If the office workers on lunch break in Brooklyn Bridge Park could hear anything over the roar of Q trains crossing the Manhattan Bridge, then they were treated to a rare public performance: Slow Food USA Executive Director Erika Lesser, in makeshift headdress, giving a passionate reading of the Slow Food Manifesto. As she hit doleful lows (We are enslaved by speed) and soaring heights (Slow Food guarantees a better future), twenty of her colleagues cheered and hissed in unison. Eyewitnesses in corporate offices across the East River report seeing the industrial food system shake in its boots.
Lessers performance was a highlight of an event billed as a warm-up to the National Eat-In taking place on Labor Day, Sept. 7, 2009. On that day, people in communities across America will gather for public potlucks that send a clear message to Congress: Its time to provide our children with real food at school. As organizers nationwide prepare for their events, the staff at Slow Food USA headquarters in Brooklyn decided to practice what they preach and cook up their own favorite dishes for a lunchtime Eat-In.

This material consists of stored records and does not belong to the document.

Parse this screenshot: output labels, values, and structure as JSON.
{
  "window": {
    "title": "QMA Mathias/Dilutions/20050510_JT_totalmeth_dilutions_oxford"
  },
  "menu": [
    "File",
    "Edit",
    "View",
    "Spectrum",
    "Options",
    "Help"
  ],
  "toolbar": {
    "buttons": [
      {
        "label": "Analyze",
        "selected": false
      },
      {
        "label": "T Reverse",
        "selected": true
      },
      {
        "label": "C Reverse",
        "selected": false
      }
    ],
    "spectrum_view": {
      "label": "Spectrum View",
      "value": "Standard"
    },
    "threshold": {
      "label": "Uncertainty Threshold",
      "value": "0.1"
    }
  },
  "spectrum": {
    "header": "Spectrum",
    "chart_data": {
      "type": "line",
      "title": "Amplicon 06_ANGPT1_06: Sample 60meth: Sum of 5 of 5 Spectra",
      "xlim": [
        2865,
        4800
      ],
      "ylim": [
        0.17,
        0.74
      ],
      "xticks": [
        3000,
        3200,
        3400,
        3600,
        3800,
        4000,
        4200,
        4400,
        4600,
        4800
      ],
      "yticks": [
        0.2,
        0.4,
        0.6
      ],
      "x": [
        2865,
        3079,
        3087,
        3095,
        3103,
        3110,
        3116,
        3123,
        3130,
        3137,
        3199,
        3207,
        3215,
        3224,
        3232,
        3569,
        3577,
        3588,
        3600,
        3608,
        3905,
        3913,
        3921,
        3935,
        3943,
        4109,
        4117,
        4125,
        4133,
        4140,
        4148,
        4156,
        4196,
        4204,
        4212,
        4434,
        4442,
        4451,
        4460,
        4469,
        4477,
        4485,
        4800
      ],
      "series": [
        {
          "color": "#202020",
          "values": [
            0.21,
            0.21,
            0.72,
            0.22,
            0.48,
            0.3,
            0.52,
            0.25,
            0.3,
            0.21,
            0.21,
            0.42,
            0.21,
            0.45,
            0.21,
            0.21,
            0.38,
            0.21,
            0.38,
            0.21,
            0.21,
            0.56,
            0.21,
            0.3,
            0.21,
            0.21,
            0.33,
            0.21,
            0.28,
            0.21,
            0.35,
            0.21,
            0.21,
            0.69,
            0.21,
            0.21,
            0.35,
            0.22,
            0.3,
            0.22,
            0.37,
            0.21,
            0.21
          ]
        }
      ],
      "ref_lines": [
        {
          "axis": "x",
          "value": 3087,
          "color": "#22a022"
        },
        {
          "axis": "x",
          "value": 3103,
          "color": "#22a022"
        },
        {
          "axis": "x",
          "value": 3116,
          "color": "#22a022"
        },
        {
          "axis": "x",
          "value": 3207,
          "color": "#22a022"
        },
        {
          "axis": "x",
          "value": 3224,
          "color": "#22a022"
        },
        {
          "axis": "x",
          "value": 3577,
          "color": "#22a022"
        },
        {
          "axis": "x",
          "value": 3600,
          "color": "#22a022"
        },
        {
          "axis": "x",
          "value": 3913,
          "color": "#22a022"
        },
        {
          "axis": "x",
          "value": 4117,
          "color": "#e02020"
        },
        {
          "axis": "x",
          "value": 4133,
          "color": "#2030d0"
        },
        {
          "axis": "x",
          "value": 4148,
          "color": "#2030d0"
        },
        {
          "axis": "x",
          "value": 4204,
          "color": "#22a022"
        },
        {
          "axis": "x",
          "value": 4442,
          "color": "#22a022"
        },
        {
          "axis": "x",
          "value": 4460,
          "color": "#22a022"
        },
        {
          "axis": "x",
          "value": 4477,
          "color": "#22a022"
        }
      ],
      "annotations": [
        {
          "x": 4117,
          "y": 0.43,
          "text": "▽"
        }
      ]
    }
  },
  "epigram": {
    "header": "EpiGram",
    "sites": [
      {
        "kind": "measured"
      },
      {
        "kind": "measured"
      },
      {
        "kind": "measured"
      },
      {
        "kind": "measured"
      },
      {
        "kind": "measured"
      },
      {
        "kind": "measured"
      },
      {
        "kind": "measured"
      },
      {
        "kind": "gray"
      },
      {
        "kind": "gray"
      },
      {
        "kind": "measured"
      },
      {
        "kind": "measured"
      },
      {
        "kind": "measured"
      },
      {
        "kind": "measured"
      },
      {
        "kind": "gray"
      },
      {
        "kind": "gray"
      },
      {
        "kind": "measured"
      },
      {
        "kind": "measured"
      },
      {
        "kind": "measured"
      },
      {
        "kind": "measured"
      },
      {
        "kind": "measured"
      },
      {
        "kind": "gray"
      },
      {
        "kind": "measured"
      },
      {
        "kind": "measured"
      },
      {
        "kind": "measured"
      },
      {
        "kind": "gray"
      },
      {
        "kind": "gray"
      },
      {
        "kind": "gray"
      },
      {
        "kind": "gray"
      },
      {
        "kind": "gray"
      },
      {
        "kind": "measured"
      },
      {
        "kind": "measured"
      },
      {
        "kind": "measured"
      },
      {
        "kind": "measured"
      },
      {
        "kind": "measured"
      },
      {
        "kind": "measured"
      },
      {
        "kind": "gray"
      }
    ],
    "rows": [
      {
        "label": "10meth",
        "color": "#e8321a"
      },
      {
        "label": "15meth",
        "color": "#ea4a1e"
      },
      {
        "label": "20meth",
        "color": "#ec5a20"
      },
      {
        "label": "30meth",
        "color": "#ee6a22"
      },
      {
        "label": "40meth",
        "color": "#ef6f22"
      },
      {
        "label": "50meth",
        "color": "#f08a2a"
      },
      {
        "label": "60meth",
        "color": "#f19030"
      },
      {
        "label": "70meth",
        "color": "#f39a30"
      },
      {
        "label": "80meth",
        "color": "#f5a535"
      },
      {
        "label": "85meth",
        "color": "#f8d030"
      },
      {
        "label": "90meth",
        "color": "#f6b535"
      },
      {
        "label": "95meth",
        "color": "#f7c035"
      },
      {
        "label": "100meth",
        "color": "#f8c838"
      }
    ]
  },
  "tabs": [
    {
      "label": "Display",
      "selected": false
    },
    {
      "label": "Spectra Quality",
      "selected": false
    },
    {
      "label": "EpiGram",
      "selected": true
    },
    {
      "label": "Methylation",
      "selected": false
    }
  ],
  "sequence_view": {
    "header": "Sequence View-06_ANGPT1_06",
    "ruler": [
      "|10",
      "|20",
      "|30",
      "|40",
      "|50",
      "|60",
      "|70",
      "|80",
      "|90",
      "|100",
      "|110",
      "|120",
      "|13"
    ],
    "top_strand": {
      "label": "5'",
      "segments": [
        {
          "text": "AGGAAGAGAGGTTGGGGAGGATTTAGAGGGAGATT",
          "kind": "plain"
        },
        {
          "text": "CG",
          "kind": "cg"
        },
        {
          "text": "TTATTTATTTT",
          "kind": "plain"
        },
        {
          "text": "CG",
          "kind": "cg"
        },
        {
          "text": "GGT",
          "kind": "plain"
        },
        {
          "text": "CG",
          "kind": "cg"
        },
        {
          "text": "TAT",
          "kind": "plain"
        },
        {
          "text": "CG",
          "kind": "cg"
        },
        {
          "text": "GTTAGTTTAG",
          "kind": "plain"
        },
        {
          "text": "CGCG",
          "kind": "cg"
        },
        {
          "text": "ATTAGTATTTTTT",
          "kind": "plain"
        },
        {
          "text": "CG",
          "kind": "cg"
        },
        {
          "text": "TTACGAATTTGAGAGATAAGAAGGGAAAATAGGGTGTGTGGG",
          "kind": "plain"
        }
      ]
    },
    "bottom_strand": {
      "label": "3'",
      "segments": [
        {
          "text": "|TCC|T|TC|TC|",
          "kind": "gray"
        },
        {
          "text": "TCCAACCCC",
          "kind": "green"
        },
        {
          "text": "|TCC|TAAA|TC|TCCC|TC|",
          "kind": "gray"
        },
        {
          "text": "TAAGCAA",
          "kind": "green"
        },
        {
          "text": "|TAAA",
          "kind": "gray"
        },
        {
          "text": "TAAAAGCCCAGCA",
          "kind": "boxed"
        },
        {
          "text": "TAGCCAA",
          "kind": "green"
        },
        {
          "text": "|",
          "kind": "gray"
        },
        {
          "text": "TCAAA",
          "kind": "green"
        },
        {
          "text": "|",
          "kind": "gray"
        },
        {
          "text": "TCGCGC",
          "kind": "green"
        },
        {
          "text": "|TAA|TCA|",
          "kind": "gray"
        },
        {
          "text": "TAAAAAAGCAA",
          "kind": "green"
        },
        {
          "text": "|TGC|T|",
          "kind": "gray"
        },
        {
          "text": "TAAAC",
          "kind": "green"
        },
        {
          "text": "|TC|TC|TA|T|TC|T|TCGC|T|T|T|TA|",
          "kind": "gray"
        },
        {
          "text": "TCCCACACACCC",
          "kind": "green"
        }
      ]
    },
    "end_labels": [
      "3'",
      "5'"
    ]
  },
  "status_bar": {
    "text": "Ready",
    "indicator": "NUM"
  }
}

Roast beef and fruit salad and pickled okra and homemade baba ghanoush appeared on the table, alongside plum cake and chocolate mousse for dessert. While they ate, staff members took turns giving performances to rally spirits in preparation for the final stretch to Labor Day. A school nutrition director named Margo Roundbottom made a brief but moving appearance to knight Leah Gorham and Callie Gleason in the Order of the Lunch Lady on their second-to-last day working on the campaign (its August, and they have to return to school); Jenny Trotter sang a very beautiful song; Deena Goldman, Jerusha Klemperer and Julia Middleton sang their bosses praise and folly; and Josh Viertel closed the meal by channeling his inner chain-gang member and leading a passionate rendition of a 1930s Mississippi work song.
If they couldnt hear, the office workers sitting nearby did stare and smile appreciatively. Everyone likes to watch people enjoy a meal together, even if its a ragtag group of food activists who interrupt their meal with manifesto readings. On Sept. 7, many thousands of such food activists will impress many thousands of such passerby in parks and town squares across America. Join the effort today at http://slowfoodusa.org/timeforlunch.
Slow Food International also runs a publishing company, Slow Food Editore, which specializes in tourism, food and wine. The library now contains about 40 titles and houses Slow, the award-winning quarterly herald of taste and culture, available in five languages: Italian, English, French, German and Spanish.